Ibm Moving Some Retirees Off Its Health Plan

Back To School: Taxes, Health Insurance & Dependents

1 To find out more about Facebook commenting please read the Conversation Guidelines and FAQs IBM moving some retirees off its health plan David Koenig, Associated Press 7:02 p.m. EDT September 7, 2013 IBM plans on moving some retirees off its health plan. (Photo: Odd Andersen, AFP/Getty Images) Story Highlights Company will give retirees money to buy coverage on a health-insurance exchange About 110,000 retirees who are eligible for Medicare will be affected IBM capped health subsidies to retirees in the 1990s SHARE 11 CONNECT 6 TWEET 1 COMMENTEMAILMORE IBM plans to move many retired workers off its health plan and give them money to buy coverage on a health-insurance exchange. The move is part of a corporate trend away from providing traditional retiree health benefits as costs rise. The company says it acted after projections showed that costs under its current plan for Medicare-eligible retirees will triple by 2020 and that the increases would be paid by retirees through premiums and out-of-pocket costs. An IBM spokesman said Saturday that the change will affect about 110,000 retirees who are eligible for Medicare. Under the change, IBM will make annual contributions to health-retirement accounts.
For the original version including any supplementary images or video, visit

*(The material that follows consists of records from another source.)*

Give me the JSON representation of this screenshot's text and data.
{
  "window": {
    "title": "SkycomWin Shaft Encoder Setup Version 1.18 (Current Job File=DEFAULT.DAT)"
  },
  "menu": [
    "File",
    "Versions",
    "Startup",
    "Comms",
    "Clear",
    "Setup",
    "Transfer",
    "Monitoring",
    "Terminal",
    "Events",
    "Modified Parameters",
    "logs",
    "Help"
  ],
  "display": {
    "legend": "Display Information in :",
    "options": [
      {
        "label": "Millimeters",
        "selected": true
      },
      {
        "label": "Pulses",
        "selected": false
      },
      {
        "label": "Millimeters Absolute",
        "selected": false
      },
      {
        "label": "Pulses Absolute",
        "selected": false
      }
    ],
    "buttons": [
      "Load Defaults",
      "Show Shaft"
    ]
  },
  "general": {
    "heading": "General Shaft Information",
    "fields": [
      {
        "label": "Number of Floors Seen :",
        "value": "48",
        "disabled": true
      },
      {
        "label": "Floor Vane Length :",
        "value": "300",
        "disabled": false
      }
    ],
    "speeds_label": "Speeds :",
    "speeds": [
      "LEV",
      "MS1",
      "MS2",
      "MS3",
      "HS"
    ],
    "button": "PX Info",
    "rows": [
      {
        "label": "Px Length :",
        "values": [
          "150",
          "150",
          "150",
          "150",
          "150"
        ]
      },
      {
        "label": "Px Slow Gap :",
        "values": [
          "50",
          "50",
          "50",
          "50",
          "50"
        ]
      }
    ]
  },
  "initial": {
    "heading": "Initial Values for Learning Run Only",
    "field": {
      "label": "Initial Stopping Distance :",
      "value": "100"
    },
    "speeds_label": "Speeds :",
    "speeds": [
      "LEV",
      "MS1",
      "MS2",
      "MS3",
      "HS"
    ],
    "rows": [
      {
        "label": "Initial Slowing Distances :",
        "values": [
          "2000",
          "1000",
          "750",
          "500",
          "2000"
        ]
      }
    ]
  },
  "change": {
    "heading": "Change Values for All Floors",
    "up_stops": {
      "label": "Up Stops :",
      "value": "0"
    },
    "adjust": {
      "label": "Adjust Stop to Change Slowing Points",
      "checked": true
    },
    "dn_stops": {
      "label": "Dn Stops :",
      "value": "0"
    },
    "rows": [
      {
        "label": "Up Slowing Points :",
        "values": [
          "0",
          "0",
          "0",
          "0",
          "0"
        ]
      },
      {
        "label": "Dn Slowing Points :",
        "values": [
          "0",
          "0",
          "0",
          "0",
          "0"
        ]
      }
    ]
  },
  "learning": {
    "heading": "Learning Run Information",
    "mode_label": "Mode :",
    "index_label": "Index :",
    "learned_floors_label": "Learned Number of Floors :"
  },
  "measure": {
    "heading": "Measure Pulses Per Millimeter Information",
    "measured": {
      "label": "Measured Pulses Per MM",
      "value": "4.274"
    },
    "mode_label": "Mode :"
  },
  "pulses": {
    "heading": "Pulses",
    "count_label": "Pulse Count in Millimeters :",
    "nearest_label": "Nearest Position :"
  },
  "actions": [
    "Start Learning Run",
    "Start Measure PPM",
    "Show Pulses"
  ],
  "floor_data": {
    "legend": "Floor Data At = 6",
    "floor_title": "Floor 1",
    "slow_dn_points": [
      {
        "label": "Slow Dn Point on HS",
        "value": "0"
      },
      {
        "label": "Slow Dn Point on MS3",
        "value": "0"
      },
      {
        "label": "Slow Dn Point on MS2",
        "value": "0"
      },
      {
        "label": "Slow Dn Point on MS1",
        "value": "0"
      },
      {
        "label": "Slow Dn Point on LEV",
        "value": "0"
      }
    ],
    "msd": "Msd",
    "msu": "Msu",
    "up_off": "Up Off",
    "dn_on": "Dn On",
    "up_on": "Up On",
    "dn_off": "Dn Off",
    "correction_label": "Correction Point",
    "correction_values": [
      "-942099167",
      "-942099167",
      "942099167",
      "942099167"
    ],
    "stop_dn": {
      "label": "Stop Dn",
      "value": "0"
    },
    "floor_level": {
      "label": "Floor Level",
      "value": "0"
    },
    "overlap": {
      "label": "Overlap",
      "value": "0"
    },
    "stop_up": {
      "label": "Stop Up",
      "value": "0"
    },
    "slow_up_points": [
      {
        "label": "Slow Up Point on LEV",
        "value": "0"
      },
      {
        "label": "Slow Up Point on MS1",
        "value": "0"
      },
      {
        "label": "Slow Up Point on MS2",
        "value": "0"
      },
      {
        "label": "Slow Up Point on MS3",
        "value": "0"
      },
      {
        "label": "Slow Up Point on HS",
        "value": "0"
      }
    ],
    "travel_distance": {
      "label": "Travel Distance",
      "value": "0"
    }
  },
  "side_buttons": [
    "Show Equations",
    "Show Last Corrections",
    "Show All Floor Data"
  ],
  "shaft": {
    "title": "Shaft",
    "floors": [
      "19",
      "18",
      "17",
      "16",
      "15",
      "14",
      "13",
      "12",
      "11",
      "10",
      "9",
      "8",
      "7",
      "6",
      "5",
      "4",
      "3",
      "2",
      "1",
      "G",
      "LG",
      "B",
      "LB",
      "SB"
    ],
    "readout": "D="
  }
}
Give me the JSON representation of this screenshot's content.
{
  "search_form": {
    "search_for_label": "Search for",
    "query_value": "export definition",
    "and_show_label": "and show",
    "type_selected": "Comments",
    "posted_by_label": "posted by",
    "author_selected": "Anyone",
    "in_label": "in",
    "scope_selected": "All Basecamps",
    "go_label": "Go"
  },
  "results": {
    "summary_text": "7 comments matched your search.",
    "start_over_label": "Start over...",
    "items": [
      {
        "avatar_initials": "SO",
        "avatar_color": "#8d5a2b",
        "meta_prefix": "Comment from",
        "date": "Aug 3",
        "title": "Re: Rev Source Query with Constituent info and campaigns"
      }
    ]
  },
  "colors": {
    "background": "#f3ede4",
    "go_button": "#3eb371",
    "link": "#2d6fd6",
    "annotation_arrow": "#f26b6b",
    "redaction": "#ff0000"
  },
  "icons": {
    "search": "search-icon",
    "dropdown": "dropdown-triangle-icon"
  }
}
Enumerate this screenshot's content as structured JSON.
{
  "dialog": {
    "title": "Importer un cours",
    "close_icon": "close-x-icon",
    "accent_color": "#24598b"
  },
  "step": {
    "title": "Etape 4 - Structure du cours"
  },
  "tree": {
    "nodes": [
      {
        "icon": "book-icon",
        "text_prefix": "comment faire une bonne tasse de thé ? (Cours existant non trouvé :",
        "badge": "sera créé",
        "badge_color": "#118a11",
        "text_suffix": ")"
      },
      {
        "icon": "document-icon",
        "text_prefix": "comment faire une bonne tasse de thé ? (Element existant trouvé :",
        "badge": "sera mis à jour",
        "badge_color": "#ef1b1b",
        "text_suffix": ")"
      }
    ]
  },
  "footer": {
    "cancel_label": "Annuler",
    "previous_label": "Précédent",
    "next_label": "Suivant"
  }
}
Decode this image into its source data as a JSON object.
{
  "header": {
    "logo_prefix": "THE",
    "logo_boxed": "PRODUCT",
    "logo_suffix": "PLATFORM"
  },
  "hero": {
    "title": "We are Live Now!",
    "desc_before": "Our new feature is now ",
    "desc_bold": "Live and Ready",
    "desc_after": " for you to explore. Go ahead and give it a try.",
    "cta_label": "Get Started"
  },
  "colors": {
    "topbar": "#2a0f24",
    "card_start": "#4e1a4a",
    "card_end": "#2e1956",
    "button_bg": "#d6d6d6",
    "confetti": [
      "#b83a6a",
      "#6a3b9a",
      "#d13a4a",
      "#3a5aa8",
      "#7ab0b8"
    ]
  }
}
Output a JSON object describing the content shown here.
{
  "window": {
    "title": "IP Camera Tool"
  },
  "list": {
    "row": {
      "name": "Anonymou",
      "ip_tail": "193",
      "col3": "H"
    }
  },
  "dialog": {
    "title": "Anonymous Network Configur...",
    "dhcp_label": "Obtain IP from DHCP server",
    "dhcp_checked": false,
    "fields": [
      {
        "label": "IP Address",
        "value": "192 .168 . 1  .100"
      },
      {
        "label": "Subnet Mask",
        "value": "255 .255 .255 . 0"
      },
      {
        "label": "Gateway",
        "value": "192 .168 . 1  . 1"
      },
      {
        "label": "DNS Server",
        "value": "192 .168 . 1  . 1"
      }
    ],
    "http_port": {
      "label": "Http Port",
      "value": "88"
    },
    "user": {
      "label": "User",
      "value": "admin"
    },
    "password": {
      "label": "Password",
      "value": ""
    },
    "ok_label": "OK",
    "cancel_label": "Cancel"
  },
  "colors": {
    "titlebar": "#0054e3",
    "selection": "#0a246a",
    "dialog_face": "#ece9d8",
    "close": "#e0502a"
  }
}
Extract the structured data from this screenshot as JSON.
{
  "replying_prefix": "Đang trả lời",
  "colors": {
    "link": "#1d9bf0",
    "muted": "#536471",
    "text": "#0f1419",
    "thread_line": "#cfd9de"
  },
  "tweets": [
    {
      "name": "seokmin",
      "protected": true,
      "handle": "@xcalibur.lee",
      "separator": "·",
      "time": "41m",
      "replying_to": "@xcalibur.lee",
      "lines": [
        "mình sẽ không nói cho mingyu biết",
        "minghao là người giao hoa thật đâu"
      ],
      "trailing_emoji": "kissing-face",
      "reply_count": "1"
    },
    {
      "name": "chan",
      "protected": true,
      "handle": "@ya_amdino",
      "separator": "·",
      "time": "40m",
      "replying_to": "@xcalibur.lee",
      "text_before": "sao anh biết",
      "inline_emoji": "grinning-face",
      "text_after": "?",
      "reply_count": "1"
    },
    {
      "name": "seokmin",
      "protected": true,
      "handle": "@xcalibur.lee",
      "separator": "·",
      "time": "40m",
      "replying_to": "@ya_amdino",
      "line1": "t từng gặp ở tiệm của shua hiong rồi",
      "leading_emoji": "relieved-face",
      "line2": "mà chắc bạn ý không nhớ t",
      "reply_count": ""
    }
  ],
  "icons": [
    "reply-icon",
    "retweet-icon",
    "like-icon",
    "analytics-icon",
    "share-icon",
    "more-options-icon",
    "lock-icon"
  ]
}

Similarly, pingbacks and other links will be disregarded for purposes of the contest. You must include your full name and your email address with your entry, just enter it when you register to comment. I wont publish your email address but I do need contact information for the winning entry. Due to shipping considerations, only United States addresses, please. Sorry, Canada, eh?
For the original version including any supplementary images or video, visit

Oklahoma is second state allowed to extend health plan outside Obamacare

When I first learned that my insurance would pay for my top surgery, I thought the deal was sealed — but I couldn’t have been further from correct. While I was privileged to start this journey with the therapy and hormone coverage that many medically transitioning folks are unnecessarily barred from, I faced two unanticipated limiting factors while preparing for surgery: (1) finding a surgeon willing to work with insurance, and (2) fitting the profile of a “properly” insurable trans person. On the road to universal trans-inclusive health insurance, these two points need to be addressed — and the earlier the better. Takeaway #2: The System Can Incentivize Providers to Not Accept Insurance Upfront Puttering around the Philadelphia Transgender Health Conference a mere day before I would receive my fateful insurance decision, I was stopped by a friendly voice behind me. I turned to spot a friend who’d recently heard that his job would be covering trans medical care (including therapy, hormones, and surgeries — though not all procedures) the following year.
For the original version including any supplementary images or video, visit

Transgender Health Insurance (Part 2): Why Coverage Is Only the Beginning

“We look forward to working with Oklahoma and all other states in bringing a flexible, state-based approach to Medicaid coverage expansion and encourage the state to explore these options,” Health and Human Services spokeswoman Emma Sandoe said on Friday. Indiana Governor Mike Pence on Tuesday said the federal government had granted a one-year waiver allowing his state to continue operating its own health program, called the Healthy Indiana Plan, which has been operating since 2008. Indiana’s plan offers health insurance to about 37,000 people who do not qualify for Medicaid, including childless adults aged 19 to 64. It is based on high-deductible health plans and tax-free health savings accounts. Iowa and Arkansas have sought waivers to use funds available under Medicaid expansion to provide subsidies for buying insurance on the new state-based exchanges. These exchanges will open next month to sell insurance for 2014.
For the original version including any supplementary images or video, visit


Leave a Reply

Fill in your details below or click an icon to log in: Logo

You are commenting using your account. Log Out /  Change )

Google+ photo

You are commenting using your Google+ account. Log Out /  Change )

Twitter picture

You are commenting using your Twitter account. Log Out /  Change )

Facebook photo

You are commenting using your Facebook account. Log Out /  Change )


Connecting to %s